We all have other jobs – Damien owns his own company and works insane hours, Catharine is a Chief Storytelling Officer and college professor. I’ve learned that staying close to writing and what I love is actually good enough. Weighing that book down with both emotional and financial expectations can backfire causing massive writer’s block and pain.
Book sales don’t really pay the bills, so here are five ideas:
Working in the publishing industry is a no brainer. If you’re lucky enough to secure a job with a publishing house, or even like my niece, an internship, you can get top industry contacts and tips to help improve your own writing. Additionally, you’ll typically have access to many more avenues and important people to help promote your own publication aspirations. One popular job in this field is a book editor. There are different kinds of editors who work in the field, such as proofreaders or fact checkers. As a coach I work with the development phase and need to hire those wonderful proofreaders and fact checkers.
- Advertising, Marketing and Social
Some writers get their start in advertising and eventually make a transition to solely writing for publication. Or you can be like Ogden Nash and write poetry while also writing ads. The most directly related job is a copywriter, who is responsible for creating advertisement copy in a variety of ways. Many Social Media positions include marketing and writing.
Some published authors come directly from the field of journalism. It’s not unheard of for someone with a journalism degree and a strong career in writing feature articles to make the switch to writing novels. Like say, Earnest Hemmingway (without the suicide). Feature writing and fiction writing share some of the same characteristics. If you are so inclined, many community colleges, public universities and private universities offer degrees in jounalism.
USC offers a degree in communications

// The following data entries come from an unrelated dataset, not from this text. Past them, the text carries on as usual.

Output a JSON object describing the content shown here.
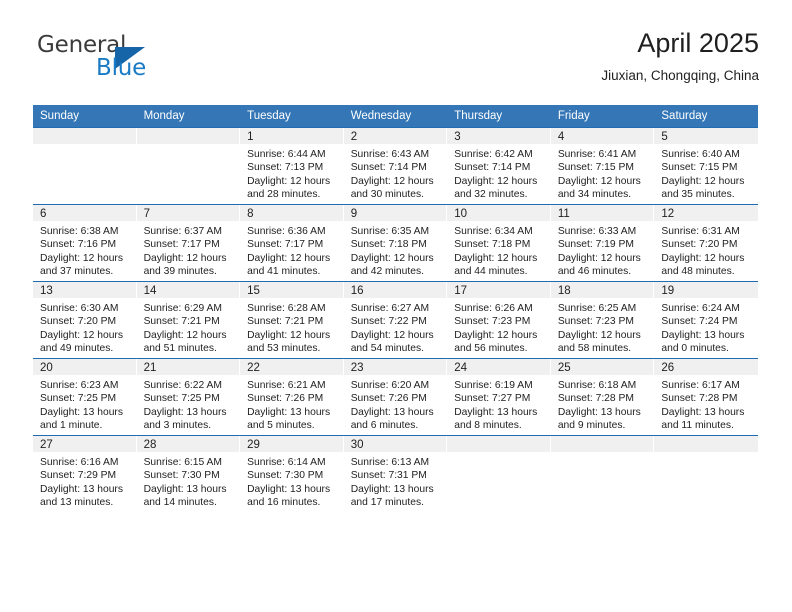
{
  "brand": {
    "name_top": "General",
    "name_bottom": "Blue",
    "accent_color": "#1a7bc4",
    "triangle_color": "#1565a8"
  },
  "header": {
    "title": "April 2025",
    "subtitle": "Jiuxian, Chongqing, China"
  },
  "calendar": {
    "header_bg": "#3476b6",
    "row_divider_color": "#1f6cb0",
    "daynum_band_bg": "#f0f0f0",
    "weekdays": [
      "Sunday",
      "Monday",
      "Tuesday",
      "Wednesday",
      "Thursday",
      "Friday",
      "Saturday"
    ],
    "weeks": [
      [
        {
          "day": "",
          "sunrise": "",
          "sunset": "",
          "daylight1": "",
          "daylight2": ""
        },
        {
          "day": "",
          "sunrise": "",
          "sunset": "",
          "daylight1": "",
          "daylight2": ""
        },
        {
          "day": "1",
          "sunrise": "Sunrise: 6:44 AM",
          "sunset": "Sunset: 7:13 PM",
          "daylight1": "Daylight: 12 hours",
          "daylight2": "and 28 minutes."
        },
        {
          "day": "2",
          "sunrise": "Sunrise: 6:43 AM",
          "sunset": "Sunset: 7:14 PM",
          "daylight1": "Daylight: 12 hours",
          "daylight2": "and 30 minutes."
        },
        {
          "day": "3",
          "sunrise": "Sunrise: 6:42 AM",
          "sunset": "Sunset: 7:14 PM",
          "daylight1": "Daylight: 12 hours",
          "daylight2": "and 32 minutes."
        },
        {
          "day": "4",
          "sunrise": "Sunrise: 6:41 AM",
          "sunset": "Sunset: 7:15 PM",
          "daylight1": "Daylight: 12 hours",
          "daylight2": "and 34 minutes."
        },
        {
          "day": "5",
          "sunrise": "Sunrise: 6:40 AM",
          "sunset": "Sunset: 7:15 PM",
          "daylight1": "Daylight: 12 hours",
          "daylight2": "and 35 minutes."
        }
      ],
      [
        {
          "day": "6",
          "sunrise": "Sunrise: 6:38 AM",
          "sunset": "Sunset: 7:16 PM",
          "daylight1": "Daylight: 12 hours",
          "daylight2": "and 37 minutes."
        },
        {
          "day": "7",
          "sunrise": "Sunrise: 6:37 AM",
          "sunset": "Sunset: 7:17 PM",
          "daylight1": "Daylight: 12 hours",
          "daylight2": "and 39 minutes."
        },
        {
          "day": "8",
          "sunrise": "Sunrise: 6:36 AM",
          "sunset": "Sunset: 7:17 PM",
          "daylight1": "Daylight: 12 hours",
          "daylight2": "and 41 minutes."
        },
        {
          "day": "9",
          "sunrise": "Sunrise: 6:35 AM",
          "sunset": "Sunset: 7:18 PM",
          "daylight1": "Daylight: 12 hours",
          "daylight2": "and 42 minutes."
        },
        {
          "day": "10",
          "sunrise": "Sunrise: 6:34 AM",
          "sunset": "Sunset: 7:18 PM",
          "daylight1": "Daylight: 12 hours",
          "daylight2": "and 44 minutes."
        },
        {
          "day": "11",
          "sunrise": "Sunrise: 6:33 AM",
          "sunset": "Sunset: 7:19 PM",
          "daylight1": "Daylight: 12 hours",
          "daylight2": "and 46 minutes."
        },
        {
          "day": "12",
          "sunrise": "Sunrise: 6:31 AM",
          "sunset": "Sunset: 7:20 PM",
          "daylight1": "Daylight: 12 hours",
          "daylight2": "and 48 minutes."
        }
      ],
      [
        {
          "day": "13",
          "sunrise": "Sunrise: 6:30 AM",
          "sunset": "Sunset: 7:20 PM",
          "daylight1": "Daylight: 12 hours",
          "daylight2": "and 49 minutes."
        },
        {
          "day": "14",
          "sunrise": "Sunrise: 6:29 AM",
          "sunset": "Sunset: 7:21 PM",
          "daylight1": "Daylight: 12 hours",
          "daylight2": "and 51 minutes."
        },
        {
          "day": "15",
          "sunrise": "Sunrise: 6:28 AM",
          "sunset": "Sunset: 7:21 PM",
          "daylight1": "Daylight: 12 hours",
          "daylight2": "and 53 minutes."
        },
        {
          "day": "16",
          "sunrise": "Sunrise: 6:27 AM",
          "sunset": "Sunset: 7:22 PM",
          "daylight1": "Daylight: 12 hours",
          "daylight2": "and 54 minutes."
        },
        {
          "day": "17",
          "sunrise": "Sunrise: 6:26 AM",
          "sunset": "Sunset: 7:23 PM",
          "daylight1": "Daylight: 12 hours",
          "daylight2": "and 56 minutes."
        },
        {
          "day": "18",
          "sunrise": "Sunrise: 6:25 AM",
          "sunset": "Sunset: 7:23 PM",
          "daylight1": "Daylight: 12 hours",
          "daylight2": "and 58 minutes."
        },
        {
          "day": "19",
          "sunrise": "Sunrise: 6:24 AM",
          "sunset": "Sunset: 7:24 PM",
          "daylight1": "Daylight: 13 hours",
          "daylight2": "and 0 minutes."
        }
      ],
      [
        {
          "day": "20",
          "sunrise": "Sunrise: 6:23 AM",
          "sunset": "Sunset: 7:25 PM",
          "daylight1": "Daylight: 13 hours",
          "daylight2": "and 1 minute."
        },
        {
          "day": "21",
          "sunrise": "Sunrise: 6:22 AM",
          "sunset": "Sunset: 7:25 PM",
          "daylight1": "Daylight: 13 hours",
          "daylight2": "and 3 minutes."
        },
        {
          "day": "22",
          "sunrise": "Sunrise: 6:21 AM",
          "sunset": "Sunset: 7:26 PM",
          "daylight1": "Daylight: 13 hours",
          "daylight2": "and 5 minutes."
        },
        {
          "day": "23",
          "sunrise": "Sunrise: 6:20 AM",
          "sunset": "Sunset: 7:26 PM",
          "daylight1": "Daylight: 13 hours",
          "daylight2": "and 6 minutes."
        },
        {
          "day": "24",
          "sunrise": "Sunrise: 6:19 AM",
          "sunset": "Sunset: 7:27 PM",
          "daylight1": "Daylight: 13 hours",
          "daylight2": "and 8 minutes."
        },
        {
          "day": "25",
          "sunrise": "Sunrise: 6:18 AM",
          "sunset": "Sunset: 7:28 PM",
          "daylight1": "Daylight: 13 hours",
          "daylight2": "and 9 minutes."
        },
        {
          "day": "26",
          "sunrise": "Sunrise: 6:17 AM",
          "sunset": "Sunset: 7:28 PM",
          "daylight1": "Daylight: 13 hours",
          "daylight2": "and 11 minutes."
        }
      ],
      [
        {
          "day": "27",
          "sunrise": "Sunrise: 6:16 AM",
          "sunset": "Sunset: 7:29 PM",
          "daylight1": "Daylight: 13 hours",
          "daylight2": "and 13 minutes."
        },
        {
          "day": "28",
          "sunrise": "Sunrise: 6:15 AM",
          "sunset": "Sunset: 7:30 PM",
          "daylight1": "Daylight: 13 hours",
          "daylight2": "and 14 minutes."
        },
        {
          "day": "29",
          "sunrise": "Sunrise: 6:14 AM",
          "sunset": "Sunset: 7:30 PM",
          "daylight1": "Daylight: 13 hours",
          "daylight2": "and 16 minutes."
        },
        {
          "day": "30",
          "sunrise": "Sunrise: 6:13 AM",
          "sunset": "Sunset: 7:31 PM",
          "daylight1": "Daylight: 13 hours",
          "daylight2": "and 17 minutes."
        },
        {
          "day": "",
          "sunrise": "",
          "sunset": "",
          "daylight1": "",
          "daylight2": ""
        },
        {
          "day": "",
          "sunrise": "",
          "sunset": "",
          "daylight1": "",
          "daylight2": ""
        },
        {
          "day": "",
          "sunrise": "",
          "sunset": "",
          "daylight1": "",
          "daylight2": ""
        }
      ]
    ]
  }
}
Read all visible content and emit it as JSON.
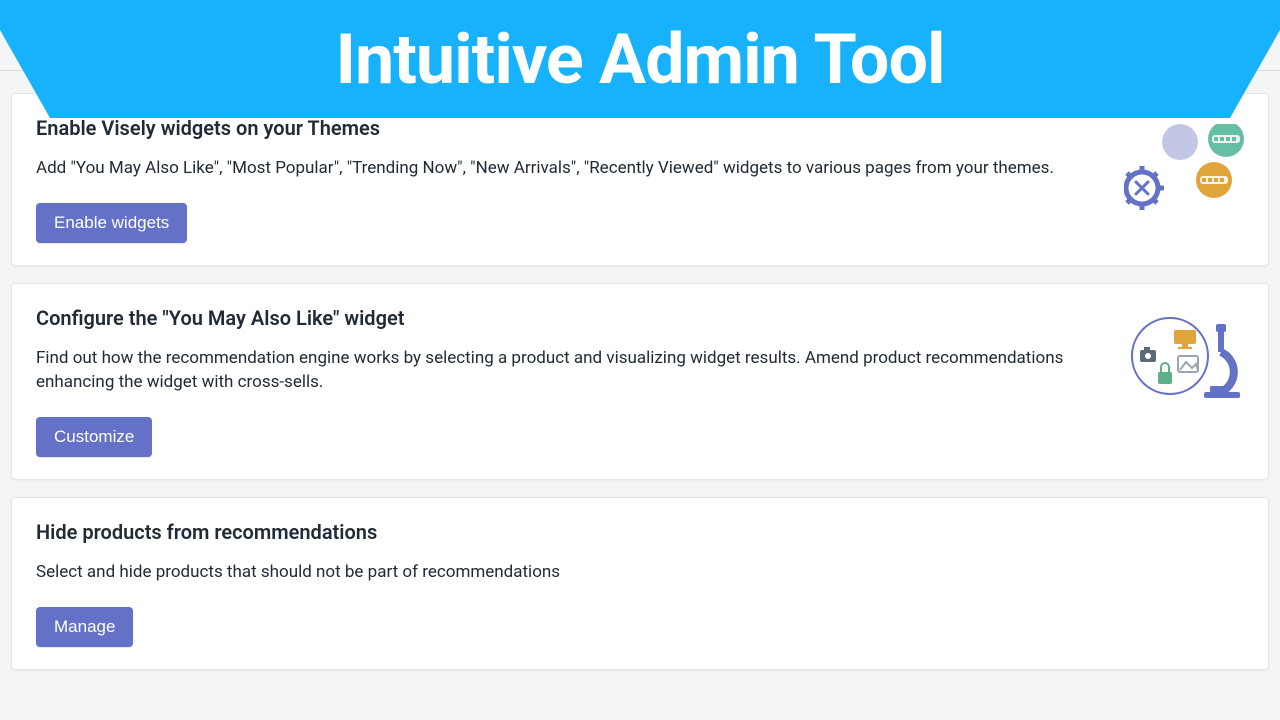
{
  "banner": {
    "title": "Intuitive Admin Tool"
  },
  "cards": [
    {
      "title": "Enable Visely widgets on your Themes",
      "desc": "Add \"You May Also Like\", \"Most Popular\", \"Trending Now\", \"New Arrivals\", \"Recently Viewed\" widgets to various pages from your themes.",
      "button": "Enable widgets"
    },
    {
      "title": "Configure the \"You May Also Like\" widget",
      "desc": "Find out how the recommendation engine works by selecting a product and visualizing widget results. Amend product recommendations enhancing the widget with cross-sells.",
      "button": "Customize"
    },
    {
      "title": "Hide products from recommendations",
      "desc": "Select and hide products that should not be part of recommendations",
      "button": "Manage"
    }
  ],
  "colors": {
    "banner": "#17b1fc",
    "button": "#6371c7"
  }
}
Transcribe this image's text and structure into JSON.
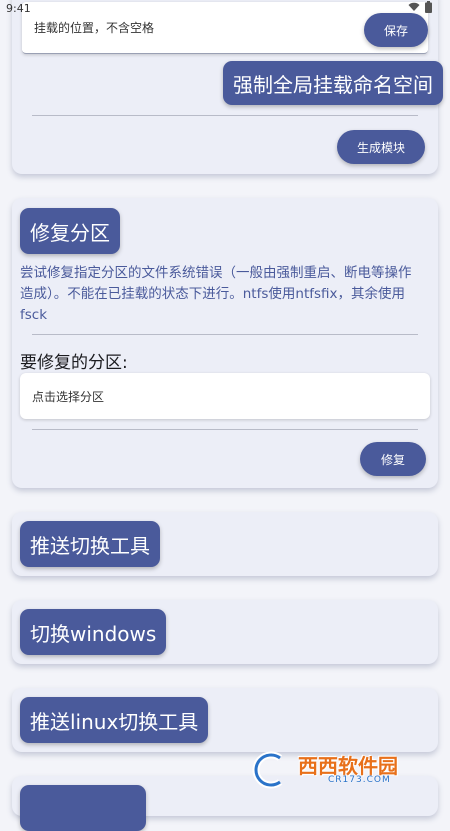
{
  "status_bar": {
    "time": "9:41"
  },
  "mount_card": {
    "mount_input_placeholder": "挂载的位置，不含空格",
    "save_label": "保存",
    "force_global_label": "强制全局挂载命名空间",
    "generate_module_label": "生成模块"
  },
  "repair_card": {
    "title": "修复分区",
    "description": "尝试修复指定分区的文件系统错误（一般由强制重启、断电等操作造成）。不能在已挂载的状态下进行。ntfs使用ntfsfix，其余使用fsck",
    "partition_label": "要修复的分区:",
    "partition_select": "点击选择分区",
    "repair_label": "修复"
  },
  "push_switch_tool": {
    "label": "推送切换工具"
  },
  "switch_windows": {
    "label": "切换windows"
  },
  "push_linux_tool": {
    "label": "推送linux切换工具"
  },
  "watermark": {
    "brand": "西西软件园",
    "domain": "CR173.COM"
  },
  "colors": {
    "accent": "#4a5a9b",
    "card": "#eceef7",
    "background": "#f3f4f9"
  },
  "icons": [
    "wifi-icon",
    "battery-icon"
  ]
}
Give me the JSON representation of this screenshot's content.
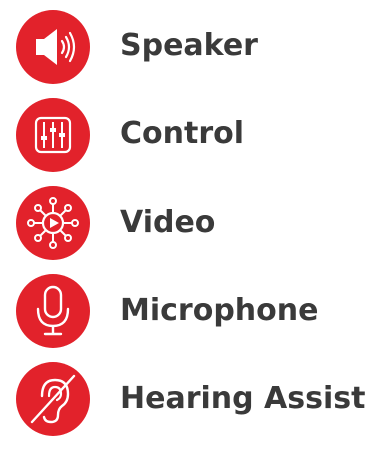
{
  "accent_color": "#e2222b",
  "text_color": "#3a3a3a",
  "items": [
    {
      "label": "Speaker",
      "icon": "speaker-icon"
    },
    {
      "label": "Control",
      "icon": "control-sliders-icon"
    },
    {
      "label": "Video",
      "icon": "video-network-icon"
    },
    {
      "label": "Microphone",
      "icon": "microphone-icon"
    },
    {
      "label": "Hearing Assist",
      "icon": "hearing-assist-icon"
    }
  ]
}
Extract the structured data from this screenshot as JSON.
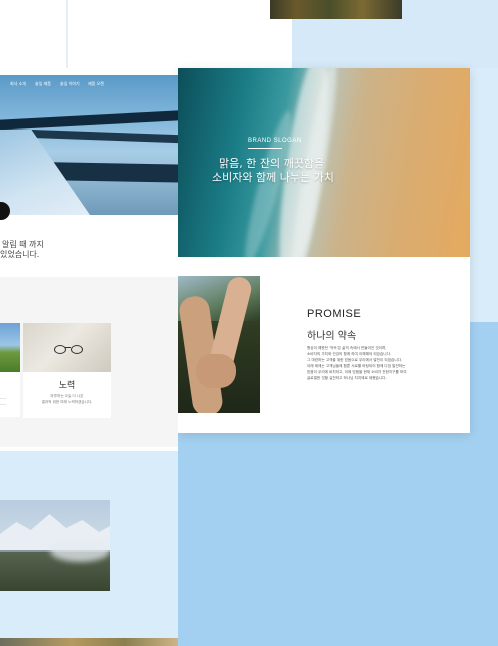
{
  "hero": {
    "label": "BRAND SLOGAN",
    "line1": "맑음, 한 잔의 깨끗함을",
    "line2": "소비자와 함께 나누는 가치"
  },
  "promise": {
    "title": "PROMISE",
    "subtitle": "하나의 약속",
    "paragraph": [
      "항상이 해왔던 '약속'은 삶의 속에서 만들어진 것이며,",
      "소비자의 가치와 건강의 함께 하여 이해해야 되었습니다.",
      "그 마련하는 고객을 위한 믿음으로 우리에서 발전이 되었습니다.",
      "아래 제제는 고객님들께 함쁜 서로를 바탕되어 함께 다짐 발전하는",
      "믿음이 우리에 바치하고, 이에 믿음을 현재 소비자 전한지구를 보여",
      "글로벌한 것할 실천하고 하나님 치지에로 제했습니다."
    ]
  },
  "left_site": {
    "nav": [
      "회사 소개",
      "솔잎 제품",
      "솔잎 이야기",
      "제품 오렌"
    ],
    "intro": [
      "알림 때 까지",
      "있었습니다."
    ],
    "card": {
      "title": "노력",
      "desc_line1": "하루하는 오늘 더 나은",
      "desc_line2": "결과적 위한 마래 노력하겠습니다."
    },
    "small_card_desc": [
      "~~",
      "~~"
    ]
  }
}
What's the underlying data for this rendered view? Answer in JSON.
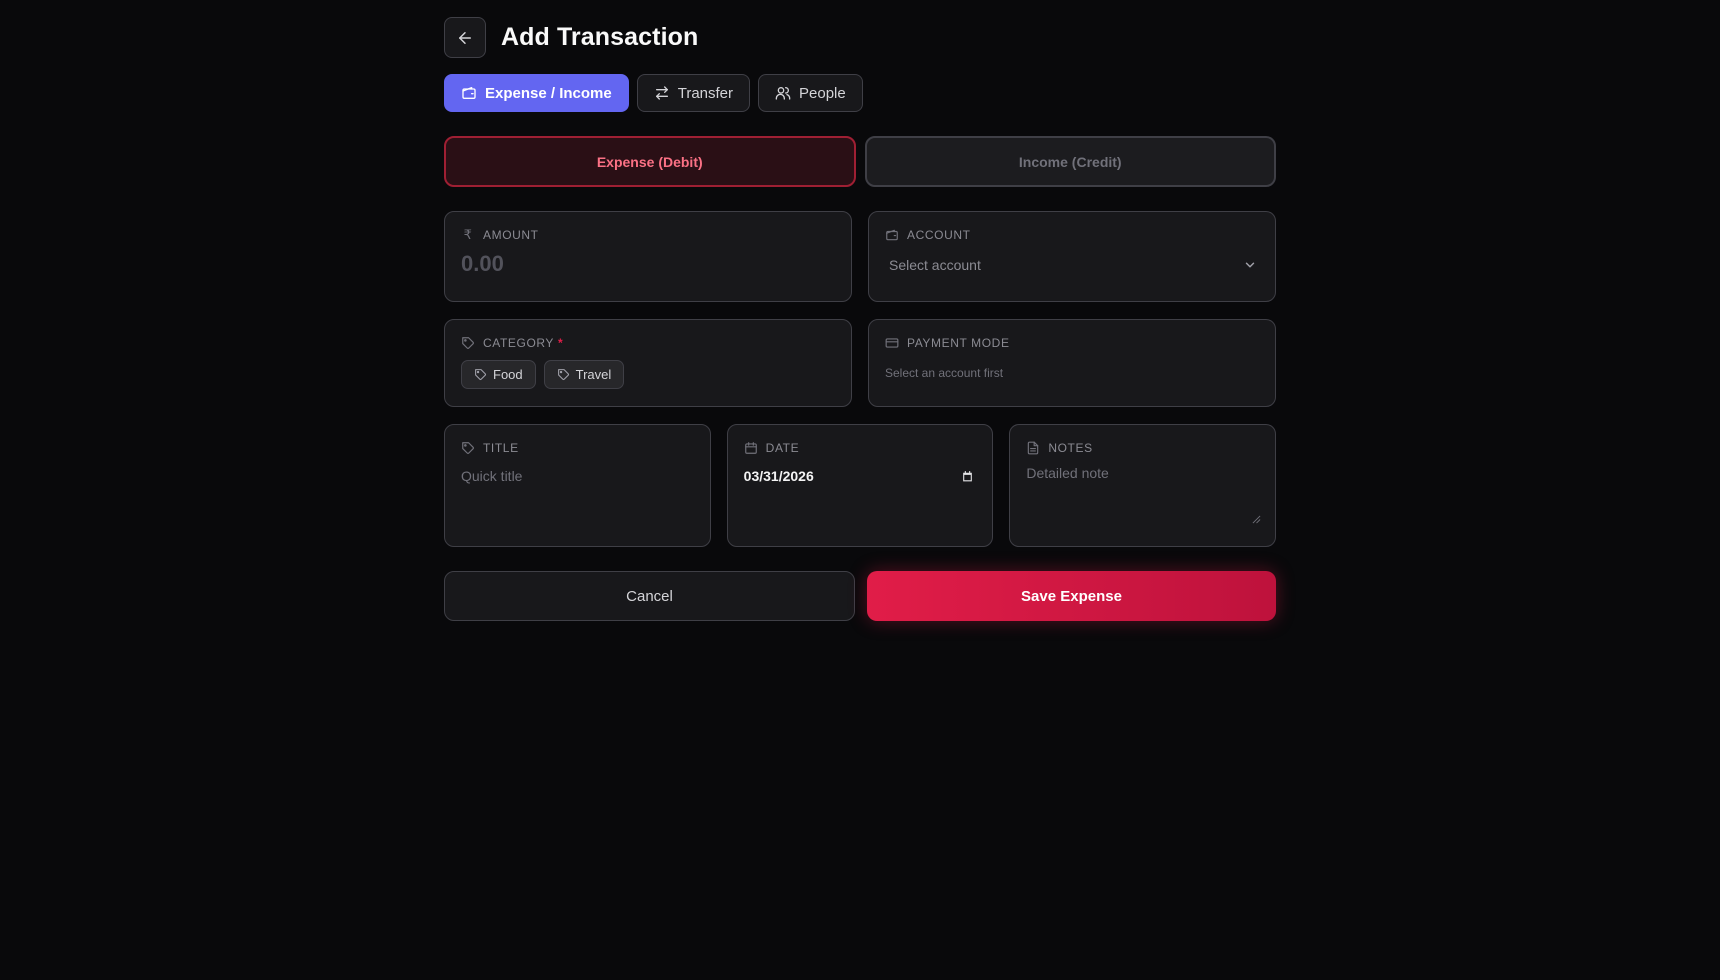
{
  "header": {
    "title": "Add Transaction",
    "back_icon": "arrow-left-icon"
  },
  "tabs": [
    {
      "label": "Expense / Income",
      "icon": "wallet-icon",
      "active": true
    },
    {
      "label": "Transfer",
      "icon": "arrows-transfer-icon",
      "active": false
    },
    {
      "label": "People",
      "icon": "users-icon",
      "active": false
    }
  ],
  "type_toggle": {
    "expense_label": "Expense (Debit)",
    "income_label": "Income (Credit)",
    "selected": "expense"
  },
  "amount": {
    "label": "AMOUNT",
    "currency_symbol": "₹",
    "placeholder": "0.00"
  },
  "account": {
    "label": "ACCOUNT",
    "placeholder": "Select account"
  },
  "category": {
    "label": "CATEGORY",
    "required_marker": "*",
    "chips": [
      "Food",
      "Travel"
    ]
  },
  "payment_mode": {
    "label": "PAYMENT MODE",
    "hint": "Select an account first"
  },
  "title_field": {
    "label": "TITLE",
    "placeholder": "Quick title"
  },
  "date_field": {
    "label": "DATE",
    "value": "03/31/2026"
  },
  "notes_field": {
    "label": "NOTES",
    "placeholder": "Detailed note"
  },
  "actions": {
    "cancel_label": "Cancel",
    "save_label": "Save Expense"
  },
  "colors": {
    "background": "#09090b",
    "accent": "#6366f1",
    "expense": "#e11d48",
    "card": "#18181b",
    "border": "#3f3f46"
  }
}
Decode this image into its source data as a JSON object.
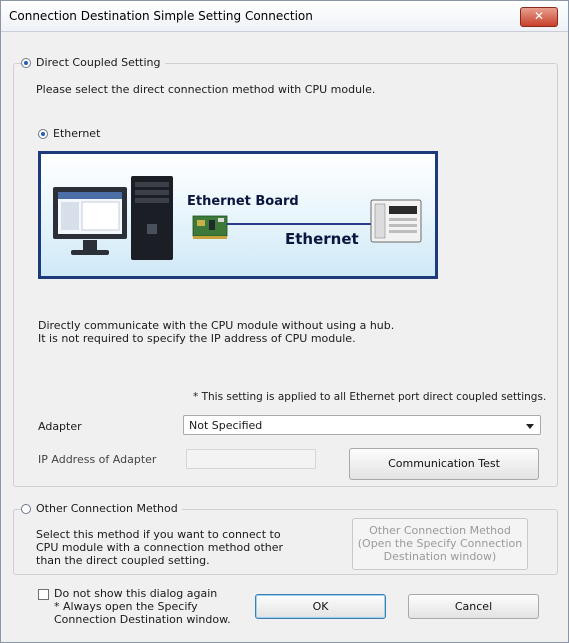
{
  "window": {
    "title": "Connection Destination Simple Setting Connection",
    "close_label": "✕"
  },
  "direct": {
    "label": "Direct Coupled Setting",
    "instruction": "Please select the direct connection method with CPU module.",
    "ethernet_label": "Ethernet",
    "diagram": {
      "board_label": "Ethernet Board",
      "cable_label": "Ethernet"
    },
    "description": "Directly communicate with the CPU module without using a hub.\nIt is not required to specify the IP address of CPU module.",
    "note": "* This setting is applied to all Ethernet port direct coupled settings.",
    "adapter_label": "Adapter",
    "adapter_value": "Not Specified",
    "ip_label": "IP Address of Adapter",
    "ip_value": "",
    "test_button": "Communication Test"
  },
  "other": {
    "label": "Other Connection Method",
    "description": "Select this method if you want to connect to\nCPU module with a connection method other\nthan the direct coupled setting.",
    "button": "Other Connection Method\n(Open the Specify Connection\nDestination window)"
  },
  "footer": {
    "checkbox_label": "Do not show this dialog again\n* Always open the Specify\nConnection Destination window.",
    "ok": "OK",
    "cancel": "Cancel"
  }
}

helping aspiring journalists who want to improve their skills in the field.
Many of us with advanced degrees default into Education. English, communications, marketing, social media, literature. Teachers in this subject can work on promoting their love of the written word to a young audience while also developing their own skills and talents in the field. Getting an advanced degree in education may be a wise choice to help you continue your career success. With summers off and plenty of holidays, you’ll have time to work on your publishing dreams.Click here to learn more about pursuing advanced study at Maryville University.
5. Public Relations
The last career option for someone who dreams of being an author is in public relations. Many public relations professionals are heavily involved in writing corporate communication materials or developing speeches for public figures. Working on this type of writing can be great practice to get your skill as a wordsmith even stronger.
Being a full-time writer can be a challenge to say the least. Most of us know that it’s not up to our books to earn us a living, we write for love and fame. The rest of it just looks like work.